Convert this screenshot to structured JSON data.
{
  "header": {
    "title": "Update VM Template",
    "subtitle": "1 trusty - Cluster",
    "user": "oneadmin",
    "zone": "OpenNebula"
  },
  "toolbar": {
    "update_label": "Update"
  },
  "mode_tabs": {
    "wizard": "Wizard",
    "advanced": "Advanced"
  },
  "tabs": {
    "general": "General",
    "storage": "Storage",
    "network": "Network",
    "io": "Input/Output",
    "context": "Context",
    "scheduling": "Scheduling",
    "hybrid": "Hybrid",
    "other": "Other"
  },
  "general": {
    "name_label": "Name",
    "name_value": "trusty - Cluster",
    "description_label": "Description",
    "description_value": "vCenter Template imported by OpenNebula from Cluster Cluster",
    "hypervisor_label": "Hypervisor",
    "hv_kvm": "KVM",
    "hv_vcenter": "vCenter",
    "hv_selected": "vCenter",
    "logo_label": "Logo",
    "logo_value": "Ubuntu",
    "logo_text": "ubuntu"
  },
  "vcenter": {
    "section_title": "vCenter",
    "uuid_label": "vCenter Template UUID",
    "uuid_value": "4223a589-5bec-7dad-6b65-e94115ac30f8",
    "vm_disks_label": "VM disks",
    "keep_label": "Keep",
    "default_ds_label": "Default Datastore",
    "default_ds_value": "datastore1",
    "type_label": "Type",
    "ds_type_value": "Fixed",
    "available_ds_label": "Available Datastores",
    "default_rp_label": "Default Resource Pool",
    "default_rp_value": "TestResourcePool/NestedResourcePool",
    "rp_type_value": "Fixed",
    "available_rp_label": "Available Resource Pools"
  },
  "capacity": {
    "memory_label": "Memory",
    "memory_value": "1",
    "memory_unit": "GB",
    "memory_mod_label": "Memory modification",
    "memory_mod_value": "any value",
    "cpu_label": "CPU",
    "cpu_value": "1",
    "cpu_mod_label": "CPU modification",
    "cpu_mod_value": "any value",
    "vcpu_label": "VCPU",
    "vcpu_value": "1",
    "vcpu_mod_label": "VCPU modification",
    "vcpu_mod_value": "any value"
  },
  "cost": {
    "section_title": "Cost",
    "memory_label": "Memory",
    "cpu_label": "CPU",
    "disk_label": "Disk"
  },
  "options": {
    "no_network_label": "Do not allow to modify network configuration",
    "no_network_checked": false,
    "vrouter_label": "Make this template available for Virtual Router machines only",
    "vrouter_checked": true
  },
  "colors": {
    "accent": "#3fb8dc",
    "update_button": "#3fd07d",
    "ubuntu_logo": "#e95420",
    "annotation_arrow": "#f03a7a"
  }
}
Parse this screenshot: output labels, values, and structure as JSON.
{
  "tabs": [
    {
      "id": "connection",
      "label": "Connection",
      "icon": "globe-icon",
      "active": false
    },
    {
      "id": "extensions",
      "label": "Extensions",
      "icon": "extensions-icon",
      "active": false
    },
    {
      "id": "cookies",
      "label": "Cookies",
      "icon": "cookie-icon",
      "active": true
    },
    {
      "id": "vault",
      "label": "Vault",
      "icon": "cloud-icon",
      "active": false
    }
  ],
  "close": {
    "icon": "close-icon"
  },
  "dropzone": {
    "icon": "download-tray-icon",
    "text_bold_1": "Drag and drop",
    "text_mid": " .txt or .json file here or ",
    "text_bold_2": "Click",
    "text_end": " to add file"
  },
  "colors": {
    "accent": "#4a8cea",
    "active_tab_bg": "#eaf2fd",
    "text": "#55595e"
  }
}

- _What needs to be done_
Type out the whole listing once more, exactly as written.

- _Answer to the problem_
Convert this screenshot to structured JSON data.
{
  "header": {
    "title": "Update VM Template",
    "subtitle": "1 trusty - Cluster",
    "user": "oneadmin",
    "zone": "OpenNebula"
  },
  "toolbar": {
    "update_label": "Update"
  },
  "mode_tabs": {
    "wizard": "Wizard",
    "advanced": "Advanced"
  },
  "tabs": {
    "general": "General",
    "storage": "Storage",
    "network": "Network",
    "io": "Input/Output",
    "context": "Context",
    "scheduling": "Scheduling",
    "hybrid": "Hybrid",
    "other": "Other"
  },
  "general": {
    "name_label": "Name",
    "name_value": "trusty - Cluster",
    "description_label": "Description",
    "description_value": "vCenter Template imported by OpenNebula from Cluster Cluster",
    "hypervisor_label": "Hypervisor",
    "hv_kvm": "KVM",
    "hv_vcenter": "vCenter",
    "hv_selected": "vCenter",
    "logo_label": "Logo",
    "logo_value": "Ubuntu",
    "logo_text": "ubuntu"
  },
  "vcenter": {
    "section_title": "vCenter",
    "uuid_label": "vCenter Template UUID",
    "uuid_value": "4223a589-5bec-7dad-6b65-e94115ac30f8",
    "vm_disks_label": "VM disks",
    "keep_label": "Keep",
    "default_ds_label": "Default Datastore",
    "default_ds_value": "datastore1",
    "type_label": "Type",
    "ds_type_value": "Fixed",
    "available_ds_label": "Available Datastores",
    "default_rp_label": "Default Resource Pool",
    "default_rp_value": "TestResourcePool/NestedResourcePool",
    "rp_type_value": "Fixed",
    "available_rp_label": "Available Resource Pools"
  },
  "capacity": {
    "memory_label": "Memory",
    "memory_value": "1",
    "memory_unit": "GB",
    "memory_mod_label": "Memory modification",
    "memory_mod_value": "any value",
    "cpu_label": "CPU",
    "cpu_value": "1",
    "cpu_mod_label": "CPU modification",
    "cpu_mod_value": "any value",
    "vcpu_label": "VCPU",
    "vcpu_value": "1",
    "vcpu_mod_label": "VCPU modification",
    "vcpu_mod_value": "any value"
  },
  "cost": {
    "section_title": "Cost",
    "memory_label": "Memory",
    "cpu_label": "CPU",
    "disk_label": "Disk"
  },
  "options": {
    "no_network_label": "Do not allow to modify network configuration",
    "no_network_checked": false,
    "vrouter_label": "Make this template available for Virtual Router machines only",
    "vrouter_checked": true
  },
  "colors": {
    "accent": "#3fb8dc",
    "update_button": "#3fd07d",
    "ubuntu_logo": "#e95420",
    "annotation_arrow": "#f03a7a"
  }
}
Parse this screenshot: output labels, values, and structure as JSON.
{
  "tabs": [
    {
      "id": "connection",
      "label": "Connection",
      "icon": "globe-icon",
      "active": false
    },
    {
      "id": "extensions",
      "label": "Extensions",
      "icon": "extensions-icon",
      "active": false
    },
    {
      "id": "cookies",
      "label": "Cookies",
      "icon": "cookie-icon",
      "active": true
    },
    {
      "id": "vault",
      "label": "Vault",
      "icon": "cloud-icon",
      "active": false
    }
  ],
  "close": {
    "icon": "close-icon"
  },
  "dropzone": {
    "icon": "download-tray-icon",
    "text_bold_1": "Drag and drop",
    "text_mid": " .txt or .json file here or ",
    "text_bold_2": "Click",
    "text_end": " to add file"
  },
  "colors": {
    "accent": "#4a8cea",
    "active_tab_bg": "#eaf2fd",
    "text": "#55595e"
  }
}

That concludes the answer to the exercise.